The answer must be every line of the records below that holds the word "object".

» **Materials provided**
* * *

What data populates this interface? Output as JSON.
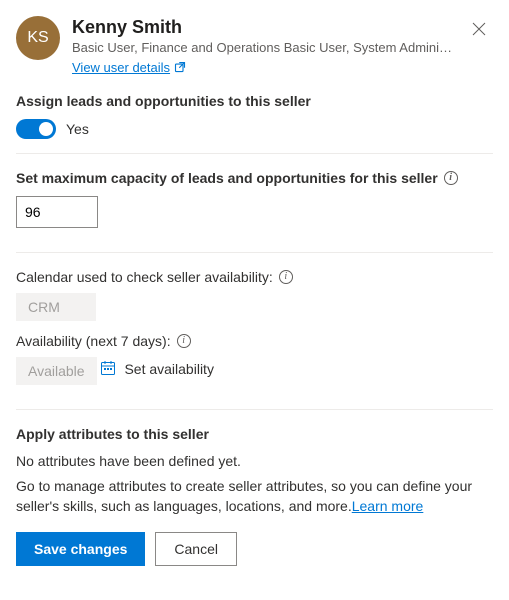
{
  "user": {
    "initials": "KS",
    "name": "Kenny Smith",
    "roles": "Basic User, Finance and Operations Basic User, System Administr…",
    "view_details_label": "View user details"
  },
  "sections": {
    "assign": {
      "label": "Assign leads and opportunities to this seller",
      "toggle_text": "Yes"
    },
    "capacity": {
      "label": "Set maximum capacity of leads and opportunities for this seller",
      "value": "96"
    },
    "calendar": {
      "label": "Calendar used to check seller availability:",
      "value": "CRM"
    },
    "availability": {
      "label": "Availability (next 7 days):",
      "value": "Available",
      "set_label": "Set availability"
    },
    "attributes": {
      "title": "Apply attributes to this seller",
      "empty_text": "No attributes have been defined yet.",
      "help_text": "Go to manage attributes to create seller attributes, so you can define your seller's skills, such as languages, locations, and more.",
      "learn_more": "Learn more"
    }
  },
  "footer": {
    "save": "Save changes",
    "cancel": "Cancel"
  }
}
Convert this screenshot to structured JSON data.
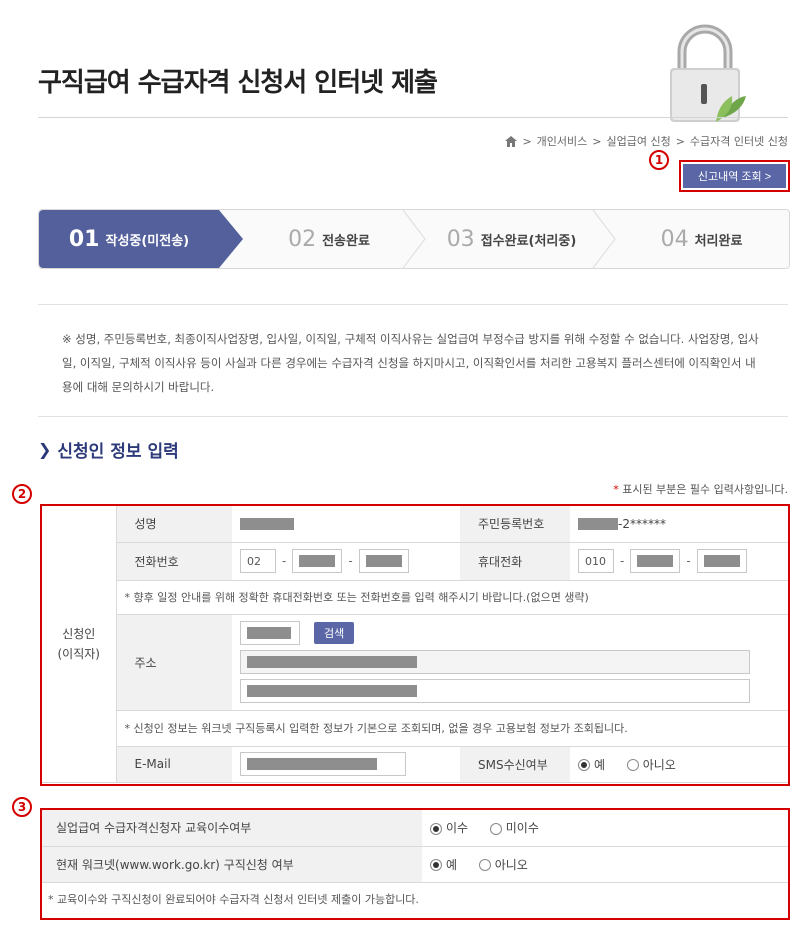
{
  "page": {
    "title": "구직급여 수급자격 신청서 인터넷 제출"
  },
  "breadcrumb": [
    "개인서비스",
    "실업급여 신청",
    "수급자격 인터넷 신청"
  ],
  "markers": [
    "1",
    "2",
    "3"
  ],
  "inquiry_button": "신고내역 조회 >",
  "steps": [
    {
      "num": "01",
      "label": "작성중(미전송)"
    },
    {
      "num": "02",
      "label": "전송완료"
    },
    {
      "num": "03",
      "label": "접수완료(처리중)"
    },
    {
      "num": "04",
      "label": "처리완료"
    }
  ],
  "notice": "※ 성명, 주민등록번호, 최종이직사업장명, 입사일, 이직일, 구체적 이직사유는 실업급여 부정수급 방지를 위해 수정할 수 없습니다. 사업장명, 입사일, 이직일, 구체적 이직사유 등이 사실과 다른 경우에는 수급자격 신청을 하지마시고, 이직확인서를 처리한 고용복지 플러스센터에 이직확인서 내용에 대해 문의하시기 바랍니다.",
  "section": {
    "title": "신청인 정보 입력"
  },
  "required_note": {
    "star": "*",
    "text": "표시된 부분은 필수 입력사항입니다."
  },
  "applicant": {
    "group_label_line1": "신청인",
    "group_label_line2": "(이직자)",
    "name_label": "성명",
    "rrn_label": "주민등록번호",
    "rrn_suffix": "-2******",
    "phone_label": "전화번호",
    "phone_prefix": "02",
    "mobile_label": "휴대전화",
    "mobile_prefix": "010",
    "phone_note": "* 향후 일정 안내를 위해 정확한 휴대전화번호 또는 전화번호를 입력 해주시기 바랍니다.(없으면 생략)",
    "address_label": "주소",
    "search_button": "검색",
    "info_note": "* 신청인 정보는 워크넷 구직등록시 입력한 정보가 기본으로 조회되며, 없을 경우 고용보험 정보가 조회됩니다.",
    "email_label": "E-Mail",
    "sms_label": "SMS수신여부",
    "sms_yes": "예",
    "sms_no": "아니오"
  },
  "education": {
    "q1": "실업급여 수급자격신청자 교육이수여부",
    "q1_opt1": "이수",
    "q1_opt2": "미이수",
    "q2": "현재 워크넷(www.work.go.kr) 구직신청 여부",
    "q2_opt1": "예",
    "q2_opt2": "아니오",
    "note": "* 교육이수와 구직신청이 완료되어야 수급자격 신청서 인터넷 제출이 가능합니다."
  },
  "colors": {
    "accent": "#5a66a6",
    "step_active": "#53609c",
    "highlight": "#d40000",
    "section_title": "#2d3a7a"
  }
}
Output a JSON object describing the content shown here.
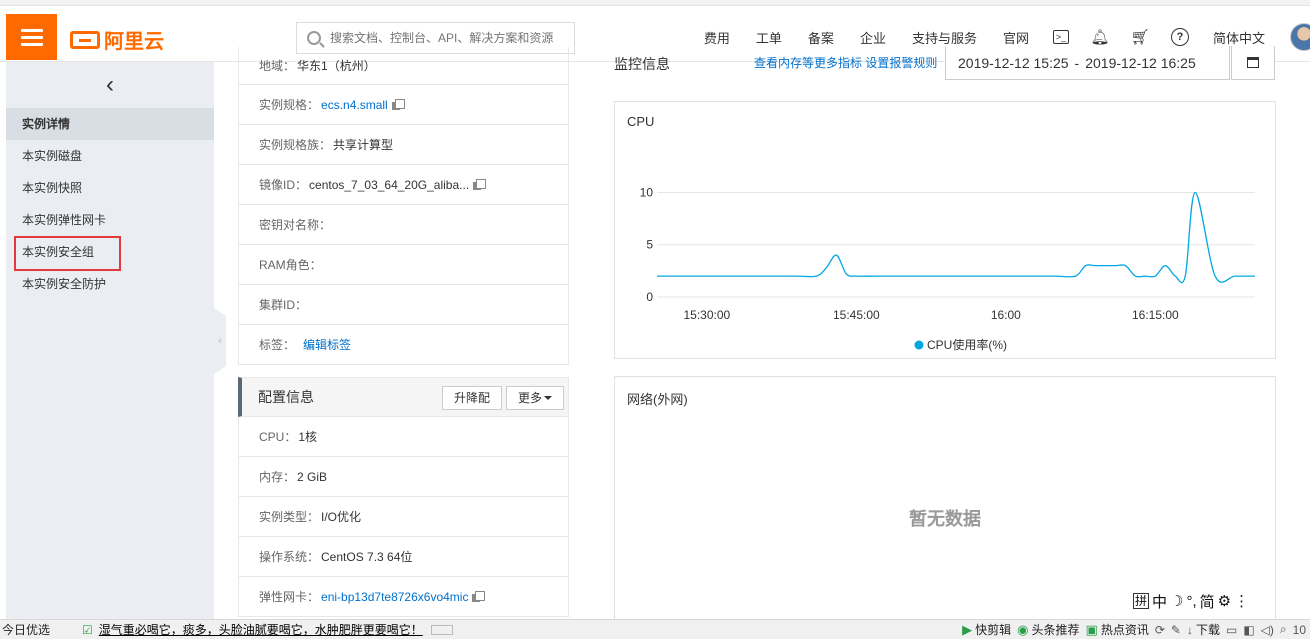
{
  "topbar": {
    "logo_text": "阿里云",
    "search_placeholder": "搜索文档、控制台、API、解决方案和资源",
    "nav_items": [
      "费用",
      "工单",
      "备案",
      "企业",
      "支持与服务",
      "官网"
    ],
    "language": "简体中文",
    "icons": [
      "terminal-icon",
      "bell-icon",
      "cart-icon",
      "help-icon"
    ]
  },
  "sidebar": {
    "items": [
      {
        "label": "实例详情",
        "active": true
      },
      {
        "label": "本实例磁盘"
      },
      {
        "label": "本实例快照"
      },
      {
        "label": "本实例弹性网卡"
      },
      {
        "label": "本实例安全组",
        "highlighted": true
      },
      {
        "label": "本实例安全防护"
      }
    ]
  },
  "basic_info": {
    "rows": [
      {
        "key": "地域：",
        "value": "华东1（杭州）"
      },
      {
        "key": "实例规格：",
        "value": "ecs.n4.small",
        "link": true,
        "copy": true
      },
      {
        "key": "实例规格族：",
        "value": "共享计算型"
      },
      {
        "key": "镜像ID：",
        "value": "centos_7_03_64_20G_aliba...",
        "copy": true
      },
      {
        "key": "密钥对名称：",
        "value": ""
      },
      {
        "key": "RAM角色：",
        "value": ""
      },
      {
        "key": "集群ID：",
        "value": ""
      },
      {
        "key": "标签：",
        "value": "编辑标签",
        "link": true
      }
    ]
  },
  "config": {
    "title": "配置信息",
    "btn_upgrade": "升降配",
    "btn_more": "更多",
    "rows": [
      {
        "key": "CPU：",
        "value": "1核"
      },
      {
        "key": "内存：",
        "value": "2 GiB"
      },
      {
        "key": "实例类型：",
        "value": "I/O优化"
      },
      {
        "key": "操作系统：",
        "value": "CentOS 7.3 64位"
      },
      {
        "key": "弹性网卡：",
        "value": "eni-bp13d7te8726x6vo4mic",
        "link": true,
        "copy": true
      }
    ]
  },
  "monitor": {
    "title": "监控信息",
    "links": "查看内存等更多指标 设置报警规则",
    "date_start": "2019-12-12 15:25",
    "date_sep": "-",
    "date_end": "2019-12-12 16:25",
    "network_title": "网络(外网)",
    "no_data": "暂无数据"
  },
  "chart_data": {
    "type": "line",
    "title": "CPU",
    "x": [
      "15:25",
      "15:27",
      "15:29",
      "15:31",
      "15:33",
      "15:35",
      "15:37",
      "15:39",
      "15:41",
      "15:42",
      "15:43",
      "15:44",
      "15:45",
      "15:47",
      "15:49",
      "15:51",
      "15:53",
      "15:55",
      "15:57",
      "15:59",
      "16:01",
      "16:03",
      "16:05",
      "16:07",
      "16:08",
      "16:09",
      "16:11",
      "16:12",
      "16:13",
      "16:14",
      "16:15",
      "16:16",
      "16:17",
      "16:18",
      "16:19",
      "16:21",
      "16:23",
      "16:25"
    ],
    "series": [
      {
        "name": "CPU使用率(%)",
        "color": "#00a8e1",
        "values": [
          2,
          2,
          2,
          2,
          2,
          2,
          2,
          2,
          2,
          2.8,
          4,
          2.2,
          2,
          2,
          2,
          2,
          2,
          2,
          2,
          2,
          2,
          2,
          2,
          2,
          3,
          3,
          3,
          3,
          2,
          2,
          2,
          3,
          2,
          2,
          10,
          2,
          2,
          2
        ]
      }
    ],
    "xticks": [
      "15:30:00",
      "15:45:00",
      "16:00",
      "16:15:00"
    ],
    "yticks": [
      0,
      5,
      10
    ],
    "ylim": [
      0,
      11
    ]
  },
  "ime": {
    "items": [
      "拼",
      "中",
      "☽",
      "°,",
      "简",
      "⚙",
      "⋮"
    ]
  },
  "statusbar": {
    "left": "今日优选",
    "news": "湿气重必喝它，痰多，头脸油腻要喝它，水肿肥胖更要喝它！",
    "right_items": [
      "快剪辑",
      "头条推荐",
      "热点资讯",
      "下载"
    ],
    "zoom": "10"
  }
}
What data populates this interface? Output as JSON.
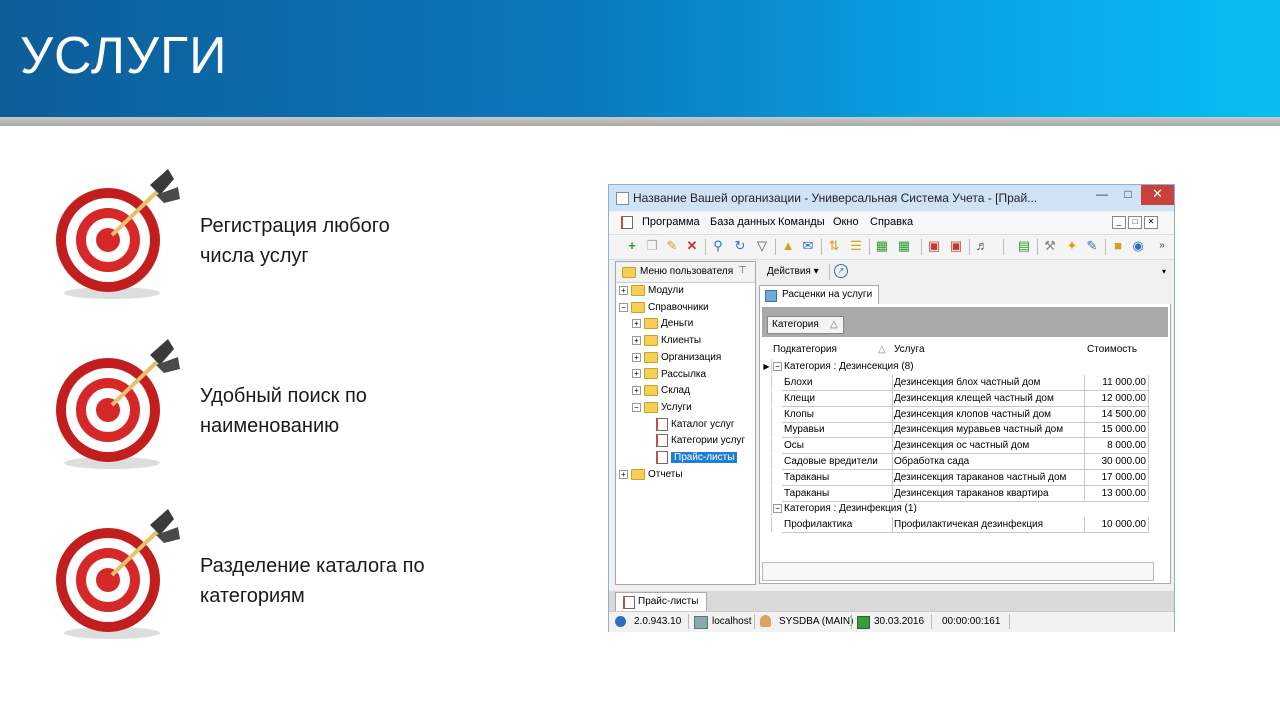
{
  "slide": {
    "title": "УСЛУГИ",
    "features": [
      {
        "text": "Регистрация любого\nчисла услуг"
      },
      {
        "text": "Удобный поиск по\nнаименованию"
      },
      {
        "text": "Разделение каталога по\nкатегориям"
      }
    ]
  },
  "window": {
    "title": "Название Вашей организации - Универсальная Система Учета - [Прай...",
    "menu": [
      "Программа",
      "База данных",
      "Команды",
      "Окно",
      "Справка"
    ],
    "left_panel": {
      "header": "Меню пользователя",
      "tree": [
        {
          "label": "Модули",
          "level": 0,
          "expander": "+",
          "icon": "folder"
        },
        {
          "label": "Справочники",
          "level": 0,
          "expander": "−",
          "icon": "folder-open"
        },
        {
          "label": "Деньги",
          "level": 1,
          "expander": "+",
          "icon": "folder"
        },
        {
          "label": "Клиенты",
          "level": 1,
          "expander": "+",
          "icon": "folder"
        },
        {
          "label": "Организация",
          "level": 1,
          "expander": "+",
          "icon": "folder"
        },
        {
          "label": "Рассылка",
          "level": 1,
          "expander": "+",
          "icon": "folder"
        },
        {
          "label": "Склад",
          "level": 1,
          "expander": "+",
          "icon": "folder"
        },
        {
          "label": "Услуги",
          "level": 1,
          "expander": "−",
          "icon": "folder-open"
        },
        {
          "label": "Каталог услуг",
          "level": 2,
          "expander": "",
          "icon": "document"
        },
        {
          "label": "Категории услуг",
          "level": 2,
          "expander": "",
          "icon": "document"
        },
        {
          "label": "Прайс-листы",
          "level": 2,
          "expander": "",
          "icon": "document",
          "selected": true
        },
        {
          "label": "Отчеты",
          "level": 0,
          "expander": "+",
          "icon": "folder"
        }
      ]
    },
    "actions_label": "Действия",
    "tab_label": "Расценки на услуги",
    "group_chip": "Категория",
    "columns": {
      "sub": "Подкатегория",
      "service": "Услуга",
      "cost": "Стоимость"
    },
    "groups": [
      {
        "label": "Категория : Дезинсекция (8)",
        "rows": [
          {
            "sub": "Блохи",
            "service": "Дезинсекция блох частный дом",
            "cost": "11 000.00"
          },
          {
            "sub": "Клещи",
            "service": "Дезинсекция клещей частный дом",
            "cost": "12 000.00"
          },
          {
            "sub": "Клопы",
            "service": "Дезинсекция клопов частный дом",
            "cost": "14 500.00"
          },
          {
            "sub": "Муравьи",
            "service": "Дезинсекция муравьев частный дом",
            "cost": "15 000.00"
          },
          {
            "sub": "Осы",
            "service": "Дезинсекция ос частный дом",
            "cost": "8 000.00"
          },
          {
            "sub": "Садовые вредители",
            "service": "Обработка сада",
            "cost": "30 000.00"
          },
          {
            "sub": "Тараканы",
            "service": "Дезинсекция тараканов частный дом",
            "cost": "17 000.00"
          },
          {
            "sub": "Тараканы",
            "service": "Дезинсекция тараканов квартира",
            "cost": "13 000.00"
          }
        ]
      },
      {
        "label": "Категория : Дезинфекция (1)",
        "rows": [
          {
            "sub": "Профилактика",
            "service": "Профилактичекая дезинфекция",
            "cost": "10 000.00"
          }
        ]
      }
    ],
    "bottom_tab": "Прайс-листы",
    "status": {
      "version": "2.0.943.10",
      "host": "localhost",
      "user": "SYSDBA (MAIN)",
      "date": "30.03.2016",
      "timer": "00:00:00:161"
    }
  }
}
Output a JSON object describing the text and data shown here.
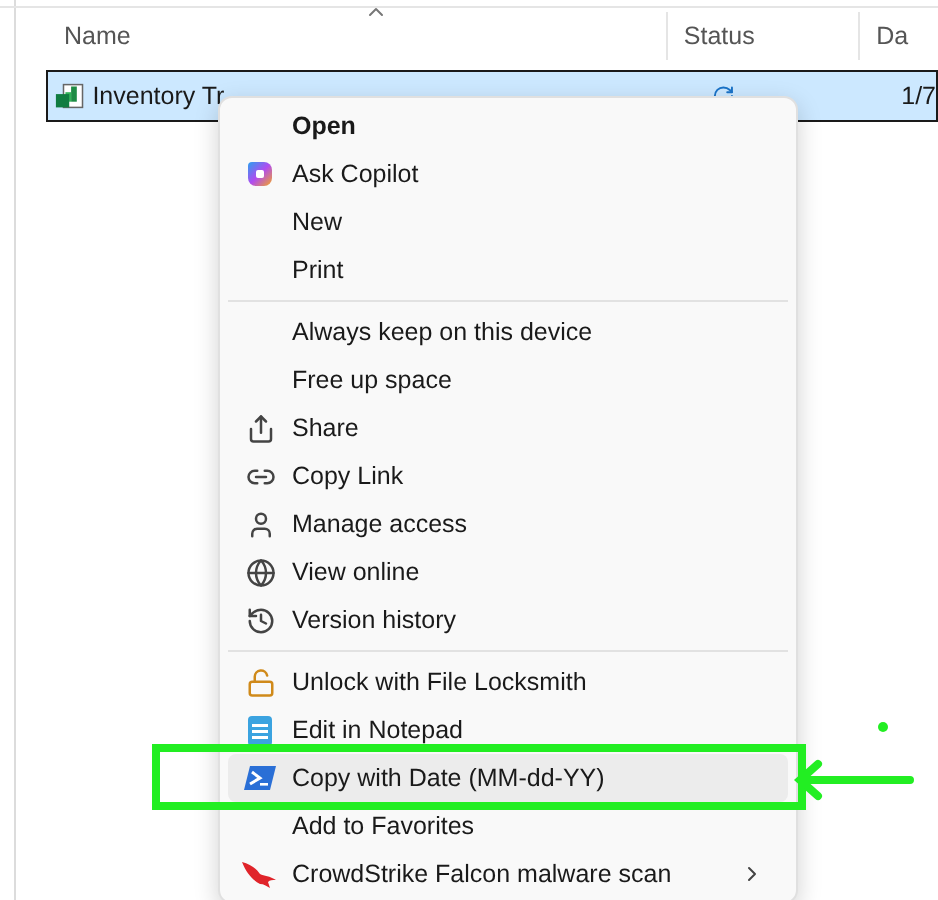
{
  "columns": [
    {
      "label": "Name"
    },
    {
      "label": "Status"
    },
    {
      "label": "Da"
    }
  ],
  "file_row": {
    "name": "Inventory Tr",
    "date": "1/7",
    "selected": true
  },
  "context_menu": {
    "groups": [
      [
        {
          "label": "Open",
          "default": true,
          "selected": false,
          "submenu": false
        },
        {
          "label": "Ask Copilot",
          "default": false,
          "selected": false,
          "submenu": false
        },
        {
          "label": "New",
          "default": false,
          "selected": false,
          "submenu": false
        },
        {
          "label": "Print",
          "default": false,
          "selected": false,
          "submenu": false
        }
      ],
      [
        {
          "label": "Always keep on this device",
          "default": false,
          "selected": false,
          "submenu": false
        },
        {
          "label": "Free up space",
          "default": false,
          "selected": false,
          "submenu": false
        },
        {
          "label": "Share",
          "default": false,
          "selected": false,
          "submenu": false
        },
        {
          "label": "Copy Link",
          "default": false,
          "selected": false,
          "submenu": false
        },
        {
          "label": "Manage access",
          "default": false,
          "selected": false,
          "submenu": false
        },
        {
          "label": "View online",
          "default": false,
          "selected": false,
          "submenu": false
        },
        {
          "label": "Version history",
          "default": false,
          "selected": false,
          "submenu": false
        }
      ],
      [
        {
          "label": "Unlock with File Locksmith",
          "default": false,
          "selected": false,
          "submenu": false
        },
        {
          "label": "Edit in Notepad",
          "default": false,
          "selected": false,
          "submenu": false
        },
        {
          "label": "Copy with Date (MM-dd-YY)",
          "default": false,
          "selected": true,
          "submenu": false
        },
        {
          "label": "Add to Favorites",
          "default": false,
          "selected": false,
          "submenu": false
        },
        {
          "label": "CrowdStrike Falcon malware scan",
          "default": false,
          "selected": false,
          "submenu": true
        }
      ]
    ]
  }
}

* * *

» **Response below**
Output a JSON object describing the content shown here.
Output a JSON object describing the text and data shown here.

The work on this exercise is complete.